Global Health Community Must Recognize, Address Health Care Crisis In Syria
Noting that UNICEF reported last week that the number of child refugees fleeing conflict in Syria has reached one million, a Lancet editorial states, “Syria has presented the world with a geopolitical crisis.
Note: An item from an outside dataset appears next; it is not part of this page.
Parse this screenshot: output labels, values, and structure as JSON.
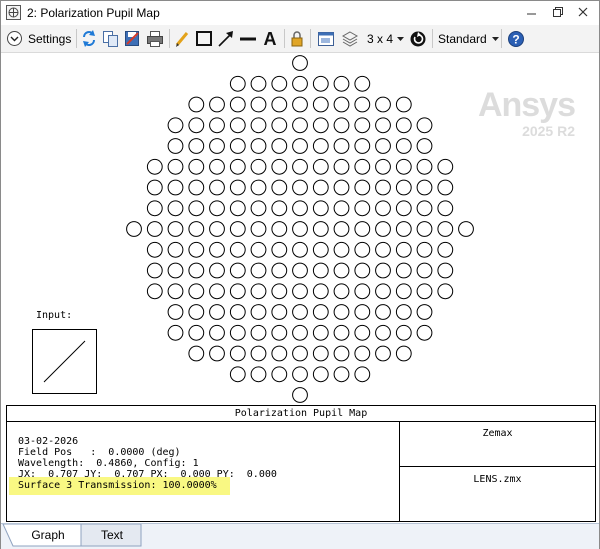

The global community must not ignore the health crisis that continues to deepen.” The editorial continues, “After three years of decimation to Syria’s health system — and an estimated 100,000 deaths — the global community finally now seems to be waking up to the seriousness of this conflict for civilians,” especially following the alleged use of chemical weapons. “But beyond the immediate urgency of these latest events, the chronicity of the humanitarian catastrophe in Syria and neighboring countries must not be forgotten,” The Lancet writes.
“The disruption to routine health services for children, women, and those who rely on stable supplies of medicines and health services … will inevitably cause substantial increases in preventable mortality,” the editorial states, adding, “The cruelty of the destruction of the health system is one of the deepest tragedies for Syria today.” According to the editorial, “The medical humanitarian response to these desperate predicaments is being hampered by lack of coordination and insufficient funding, and above all a lack of access to all parts of the population,” as reported by Adam Coutts and Fouad Fouad in The Lancet. “The world should be truly shocked by the civilian costs and consequences of this conflict — the simply unacceptable toll on health workers who struggle to maintain what few health services and facilities remain,” the editorial states, concluding, “While The Lancet does not take a position on whether or not a military solution to the Syrian crisis is right or wrong politically, we agree [that] the slow and now accelerating asphyxiation of an entire population cannot continue” (8/31).